Task prompt:
Report every line from the following entries that contains the string "Give".

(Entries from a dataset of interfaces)

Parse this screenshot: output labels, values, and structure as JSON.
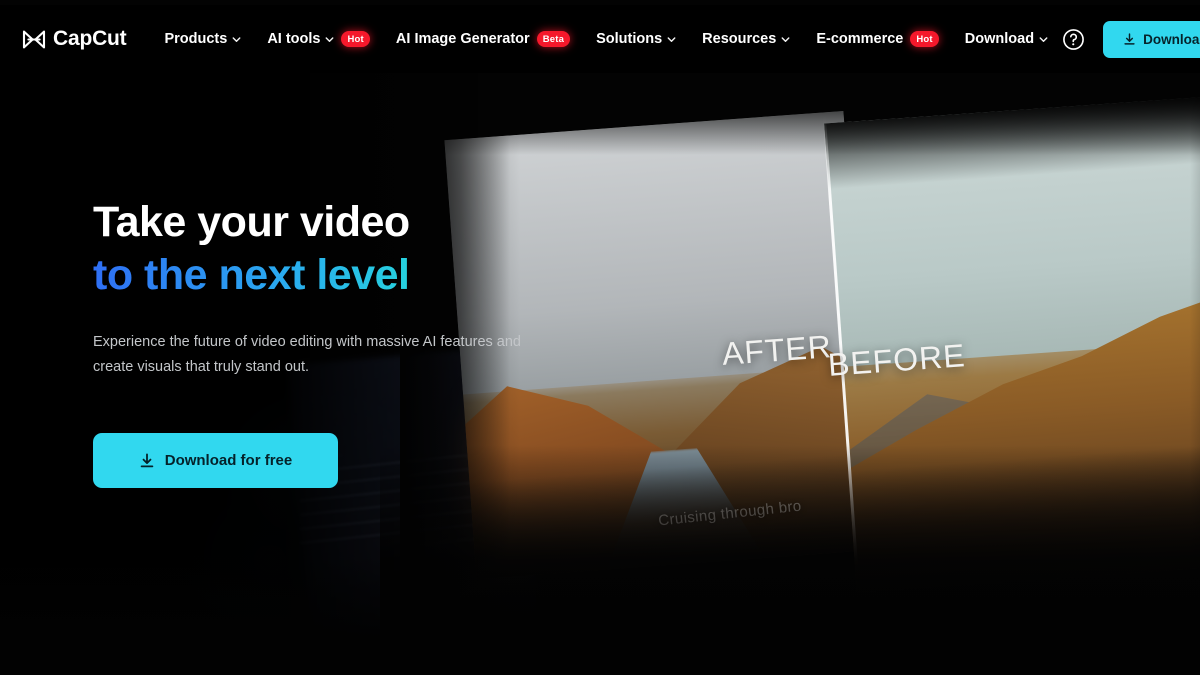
{
  "brand": {
    "name": "CapCut",
    "logo_icon": "capcut-bowtie-logo"
  },
  "nav": {
    "items": [
      {
        "label": "Products",
        "has_chevron": true,
        "badge": null
      },
      {
        "label": "AI tools",
        "has_chevron": true,
        "badge": "Hot"
      },
      {
        "label": "AI Image Generator",
        "has_chevron": false,
        "badge": "Beta"
      },
      {
        "label": "Solutions",
        "has_chevron": true,
        "badge": null
      },
      {
        "label": "Resources",
        "has_chevron": true,
        "badge": null
      },
      {
        "label": "E-commerce",
        "has_chevron": false,
        "badge": "Hot"
      },
      {
        "label": "Download",
        "has_chevron": true,
        "badge": null
      }
    ],
    "help_icon": "question-mark-circle-icon",
    "download_button": {
      "label": "Download",
      "icon": "download-icon"
    }
  },
  "hero": {
    "headline_line1": "Take your video",
    "headline_line2": "to the next level",
    "subcopy": "Experience the future of video editing with massive AI features and create visuals that truly stand out.",
    "cta": {
      "label": "Download for free",
      "icon": "download-icon"
    }
  },
  "comparison": {
    "after_label": "AFTER",
    "before_label": "BEFORE",
    "caption": "Cruising through bro"
  },
  "colors": {
    "accent_cyan": "#31d8ef",
    "badge_red": "#f5182b",
    "background": "#030303",
    "headline_white": "#ffffff",
    "gradient_start": "#2f6ff5",
    "gradient_end": "#2ae9cf",
    "subcopy_gray": "#c3c6c9"
  }
}
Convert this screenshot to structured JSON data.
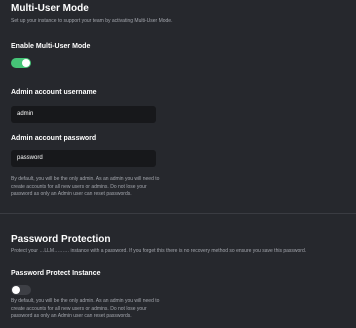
{
  "multi_user": {
    "title": "Multi-User Mode",
    "description": "Set up your instance to support your team by activating Multi-User Mode.",
    "enable_label": "Enable Multi-User Mode",
    "enabled": true,
    "username_label": "Admin account username",
    "username_value": "admin",
    "password_label": "Admin account password",
    "password_value": "password",
    "help_lines": [
      "By default, you will be the only admin. As an admin you will need to",
      "create accounts for all new users or admins. Do not lose your",
      "password as only an Admin user can reset passwords."
    ]
  },
  "password_protection": {
    "title": "Password Protection",
    "description": "Protect your …LLM……… instance with a password. If you forget this there is no recovery method so ensure you save this password.",
    "protect_label": "Password Protect Instance",
    "enabled": false,
    "help_lines": [
      "By default, you will be the only admin. As an admin you will need to",
      "create accounts for all new users or admins. Do not lose your",
      "password as only an Admin user can reset passwords."
    ]
  },
  "colors": {
    "background": "#26282d",
    "input_background": "#17181b",
    "toggle_on": "#46c477",
    "toggle_off": "#3d3f45",
    "muted_text": "#a3a6ad"
  }
}
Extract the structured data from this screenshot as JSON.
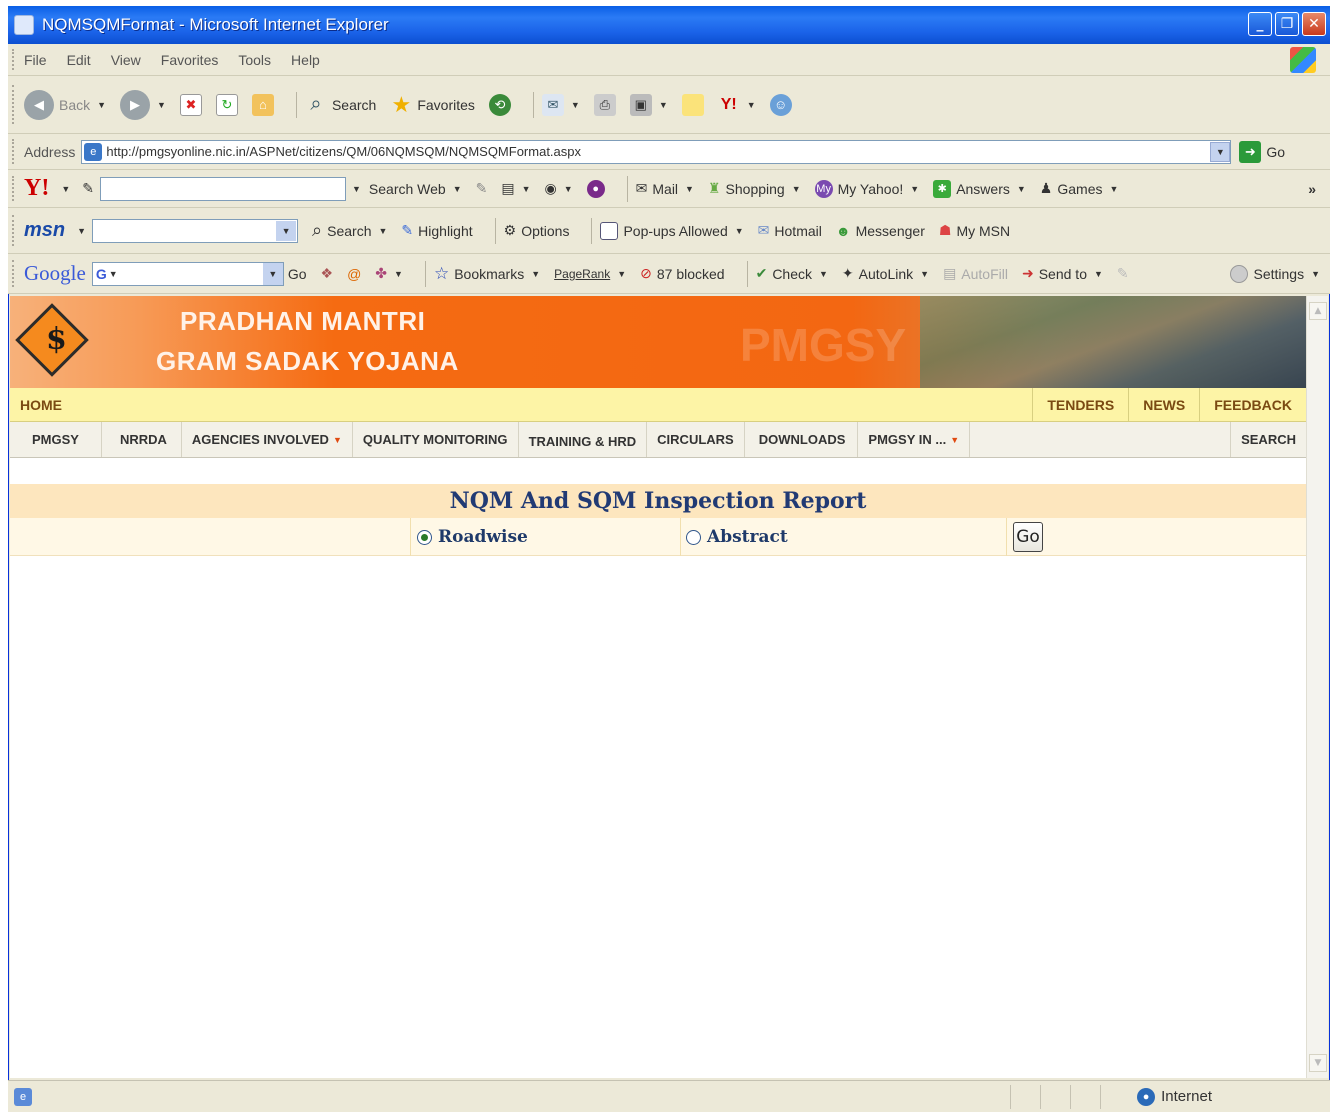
{
  "window": {
    "title": "NQMSQMFormat - Microsoft Internet Explorer"
  },
  "menu": [
    "File",
    "Edit",
    "View",
    "Favorites",
    "Tools",
    "Help"
  ],
  "toolbar": {
    "back": "Back",
    "search": "Search",
    "favorites": "Favorites"
  },
  "address": {
    "label": "Address",
    "url": "http://pmgsyonline.nic.in/ASPNet/citizens/QM/06NQMSQM/NQMSQMFormat.aspx",
    "go": "Go"
  },
  "yahoo": {
    "search_web": "Search Web",
    "mail": "Mail",
    "shopping": "Shopping",
    "my_yahoo": "My Yahoo!",
    "answers": "Answers",
    "games": "Games",
    "more": "»"
  },
  "msn": {
    "logo": "msn",
    "search": "Search",
    "highlight": "Highlight",
    "options": "Options",
    "popups": "Pop-ups Allowed",
    "hotmail": "Hotmail",
    "messenger": "Messenger",
    "mymsn": "My MSN"
  },
  "google": {
    "logo": "Google",
    "go": "Go",
    "bookmarks": "Bookmarks",
    "pagerank": "PageRank",
    "blocked": "87 blocked",
    "check": "Check",
    "autolink": "AutoLink",
    "autofill": "AutoFill",
    "sendto": "Send to",
    "settings": "Settings"
  },
  "banner": {
    "line1": "PRADHAN MANTRI",
    "line2": "GRAM SADAK YOJANA",
    "watermark": "PMGSY"
  },
  "nav_top": {
    "home": "HOME",
    "right": [
      "TENDERS",
      "NEWS",
      "FEEDBACK"
    ]
  },
  "nav_main": {
    "items": [
      {
        "label": "PMGSY",
        "dropdown": false
      },
      {
        "label": "NRRDA",
        "dropdown": false
      },
      {
        "label": "AGENCIES INVOLVED",
        "dropdown": true
      },
      {
        "label": "QUALITY MONITORING",
        "dropdown": false
      },
      {
        "label": "TRAINING & HRD",
        "dropdown": false
      },
      {
        "label": "CIRCULARS",
        "dropdown": false
      },
      {
        "label": "DOWNLOADS",
        "dropdown": false
      },
      {
        "label": "PMGSY IN ...",
        "dropdown": true
      }
    ],
    "search": "SEARCH"
  },
  "report": {
    "title": "NQM And SQM Inspection Report",
    "options": [
      {
        "label": "Roadwise",
        "selected": true
      },
      {
        "label": "Abstract",
        "selected": false
      }
    ],
    "go_label": "Go"
  },
  "status": {
    "zone": "Internet"
  }
}
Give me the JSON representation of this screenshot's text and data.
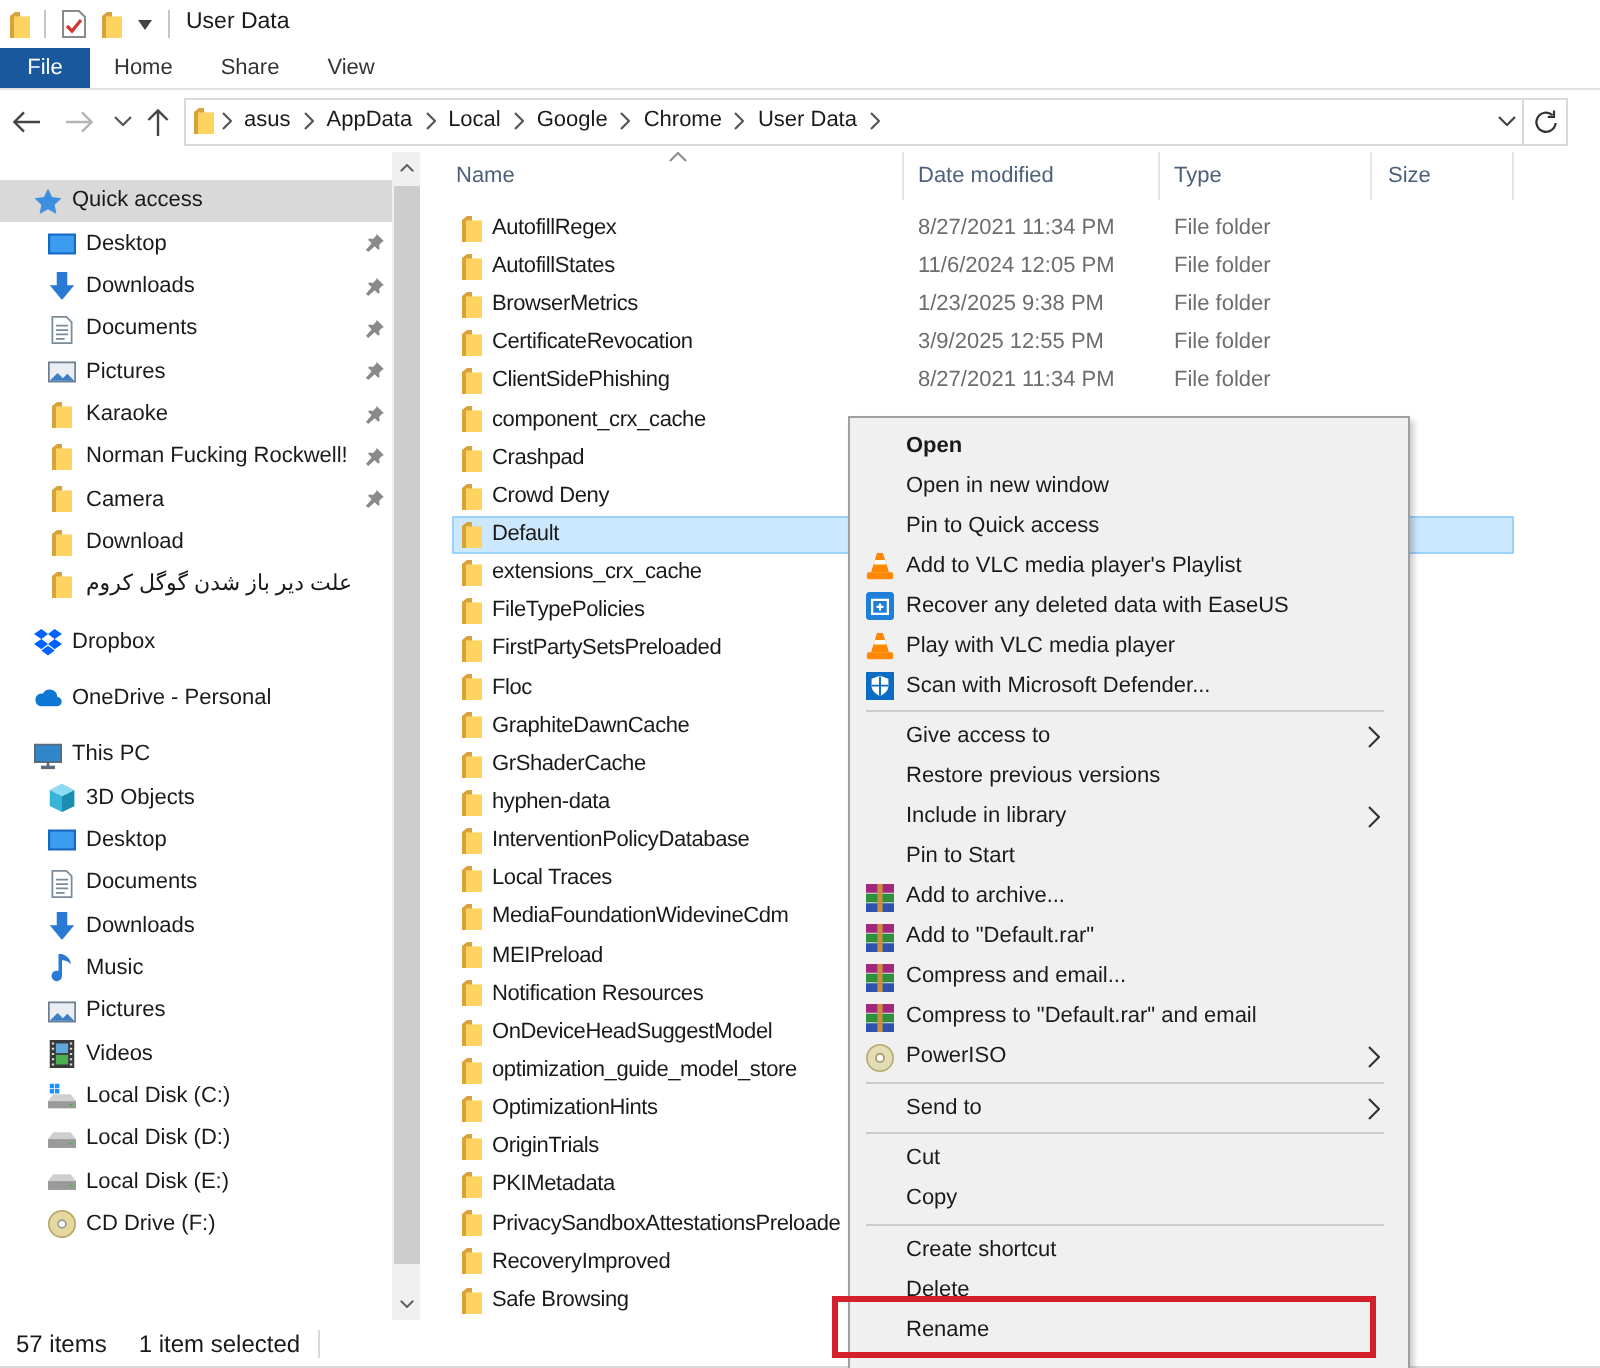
{
  "title_bar": {
    "title": "User Data"
  },
  "ribbon": {
    "tabs": [
      {
        "label": "File",
        "kind": "file"
      },
      {
        "label": "Home",
        "kind": "tab"
      },
      {
        "label": "Share",
        "kind": "tab"
      },
      {
        "label": "View",
        "kind": "tab"
      }
    ]
  },
  "address_bar": {
    "back_disabled": false,
    "forward_disabled": true,
    "path": [
      "asus",
      "AppData",
      "Local",
      "Google",
      "Chrome",
      "User Data"
    ]
  },
  "navigation_pane": {
    "items": [
      {
        "label": "Quick access",
        "kind": "quickaccess",
        "selected": true,
        "children": [
          {
            "label": "Desktop",
            "kind": "desktop",
            "pinned": true,
            "selected": false
          },
          {
            "label": "Downloads",
            "kind": "downloads",
            "pinned": true,
            "selected": false
          },
          {
            "label": "Documents",
            "kind": "documents",
            "pinned": true,
            "selected": false
          },
          {
            "label": "Pictures",
            "kind": "pictures",
            "pinned": true,
            "selected": false
          },
          {
            "label": "Karaoke",
            "kind": "folder",
            "pinned": true,
            "selected": false
          },
          {
            "label": "Norman Fucking Rockwell!",
            "kind": "folder",
            "pinned": true,
            "selected": false
          },
          {
            "label": "Camera",
            "kind": "folder",
            "pinned": true,
            "selected": false
          },
          {
            "label": "Download",
            "kind": "folder",
            "pinned": false,
            "selected": false
          },
          {
            "label": "علت دیر باز شدن گوگل کروم",
            "kind": "folder",
            "pinned": false,
            "selected": false
          }
        ]
      },
      {
        "label": "Dropbox",
        "kind": "dropbox",
        "selected": false
      },
      {
        "label": "OneDrive - Personal",
        "kind": "onedrive",
        "selected": false
      },
      {
        "label": "This PC",
        "kind": "computer",
        "selected": false,
        "children": [
          {
            "label": "3D Objects",
            "kind": "objects",
            "selected": false
          },
          {
            "label": "Desktop",
            "kind": "desktop",
            "selected": false
          },
          {
            "label": "Documents",
            "kind": "documents",
            "selected": false
          },
          {
            "label": "Downloads",
            "kind": "downloads",
            "selected": false
          },
          {
            "label": "Music",
            "kind": "music",
            "selected": false
          },
          {
            "label": "Pictures",
            "kind": "pictures",
            "selected": false
          },
          {
            "label": "Videos",
            "kind": "videos",
            "selected": false
          },
          {
            "label": "Local Disk (C:)",
            "kind": "systemdrive",
            "selected": false
          },
          {
            "label": "Local Disk (D:)",
            "kind": "drive",
            "selected": false
          },
          {
            "label": "Local Disk (E:)",
            "kind": "drive",
            "selected": false
          },
          {
            "label": "CD Drive (F:)",
            "kind": "optical",
            "selected": false
          }
        ]
      }
    ]
  },
  "file_list": {
    "columns": [
      {
        "label": "Name",
        "sorted": true
      },
      {
        "label": "Date modified",
        "sorted": false
      },
      {
        "label": "Type",
        "sorted": false
      },
      {
        "label": "Size",
        "sorted": false
      }
    ],
    "rows": [
      {
        "name": "AutofillRegex",
        "date": "8/27/2021 11:34 PM",
        "type": "File folder",
        "selected": false
      },
      {
        "name": "AutofillStates",
        "date": "11/6/2024 12:05 PM",
        "type": "File folder",
        "selected": false
      },
      {
        "name": "BrowserMetrics",
        "date": "1/23/2025 9:38 PM",
        "type": "File folder",
        "selected": false
      },
      {
        "name": "CertificateRevocation",
        "date": "3/9/2025 12:55 PM",
        "type": "File folder",
        "selected": false
      },
      {
        "name": "ClientSidePhishing",
        "date": "8/27/2021 11:34 PM",
        "type": "File folder",
        "selected": false
      },
      {
        "name": "component_crx_cache",
        "selected": false
      },
      {
        "name": "Crashpad",
        "selected": false
      },
      {
        "name": "Crowd Deny",
        "selected": false
      },
      {
        "name": "Default",
        "selected": true
      },
      {
        "name": "extensions_crx_cache",
        "selected": false
      },
      {
        "name": "FileTypePolicies",
        "selected": false
      },
      {
        "name": "FirstPartySetsPreloaded",
        "selected": false
      },
      {
        "name": "Floc",
        "selected": false
      },
      {
        "name": "GraphiteDawnCache",
        "selected": false
      },
      {
        "name": "GrShaderCache",
        "selected": false
      },
      {
        "name": "hyphen-data",
        "selected": false
      },
      {
        "name": "InterventionPolicyDatabase",
        "selected": false
      },
      {
        "name": "Local Traces",
        "selected": false
      },
      {
        "name": "MediaFoundationWidevineCdm",
        "selected": false
      },
      {
        "name": "MEIPreload",
        "selected": false
      },
      {
        "name": "Notification Resources",
        "selected": false
      },
      {
        "name": "OnDeviceHeadSuggestModel",
        "selected": false
      },
      {
        "name": "optimization_guide_model_store",
        "selected": false
      },
      {
        "name": "OptimizationHints",
        "selected": false
      },
      {
        "name": "OriginTrials",
        "selected": false
      },
      {
        "name": "PKIMetadata",
        "selected": false
      },
      {
        "name": "PrivacySandboxAttestationsPreloade",
        "selected": false
      },
      {
        "name": "RecoveryImproved",
        "selected": false
      },
      {
        "name": "Safe Browsing",
        "selected": false
      }
    ]
  },
  "context_menu": {
    "items": [
      {
        "label": "Open",
        "kind": "command",
        "default": true,
        "submenu": false,
        "outlined": false
      },
      {
        "label": "Open in new window",
        "kind": "command",
        "default": false,
        "submenu": false,
        "outlined": false
      },
      {
        "label": "Pin to Quick access",
        "kind": "command",
        "default": false,
        "submenu": false,
        "outlined": false
      },
      {
        "label": "Add to VLC media player's Playlist",
        "kind": "vlc",
        "default": false,
        "submenu": false,
        "outlined": false
      },
      {
        "label": "Recover any deleted data with EaseUS",
        "kind": "easeus",
        "default": false,
        "submenu": false,
        "outlined": false
      },
      {
        "label": "Play with VLC media player",
        "kind": "vlc",
        "default": false,
        "submenu": false,
        "outlined": false
      },
      {
        "label": "Scan with Microsoft Defender...",
        "kind": "defender",
        "default": false,
        "submenu": false,
        "outlined": false
      },
      {
        "kind": "separator"
      },
      {
        "label": "Give access to",
        "kind": "command",
        "default": false,
        "submenu": true,
        "outlined": false
      },
      {
        "label": "Restore previous versions",
        "kind": "command",
        "default": false,
        "submenu": false,
        "outlined": false
      },
      {
        "label": "Include in library",
        "kind": "command",
        "default": false,
        "submenu": true,
        "outlined": false
      },
      {
        "label": "Pin to Start",
        "kind": "command",
        "default": false,
        "submenu": false,
        "outlined": false
      },
      {
        "label": "Add to archive...",
        "kind": "winrar",
        "default": false,
        "submenu": false,
        "outlined": false
      },
      {
        "label": "Add to \"Default.rar\"",
        "kind": "winrar",
        "default": false,
        "submenu": false,
        "outlined": false
      },
      {
        "label": "Compress and email...",
        "kind": "winrar",
        "default": false,
        "submenu": false,
        "outlined": false
      },
      {
        "label": "Compress to \"Default.rar\" and email",
        "kind": "winrar",
        "default": false,
        "submenu": false,
        "outlined": false
      },
      {
        "label": "PowerISO",
        "kind": "poweriso",
        "default": false,
        "submenu": true,
        "outlined": false
      },
      {
        "kind": "separator"
      },
      {
        "label": "Send to",
        "kind": "command",
        "default": false,
        "submenu": true,
        "outlined": false
      },
      {
        "kind": "separator"
      },
      {
        "label": "Cut",
        "kind": "command",
        "default": false,
        "submenu": false,
        "outlined": false
      },
      {
        "label": "Copy",
        "kind": "command",
        "default": false,
        "submenu": false,
        "outlined": false
      },
      {
        "kind": "separator"
      },
      {
        "label": "Create shortcut",
        "kind": "command",
        "default": false,
        "submenu": false,
        "outlined": false
      },
      {
        "label": "Delete",
        "kind": "command",
        "default": false,
        "submenu": false,
        "outlined": false
      },
      {
        "label": "Rename",
        "kind": "command",
        "default": false,
        "submenu": false,
        "outlined": true
      }
    ]
  },
  "status_bar": {
    "item_count": "57 items",
    "selection": "1 item selected"
  }
}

Result:
Give me the JSON representation of this screenshot's text and data.
        "label": "Give access to",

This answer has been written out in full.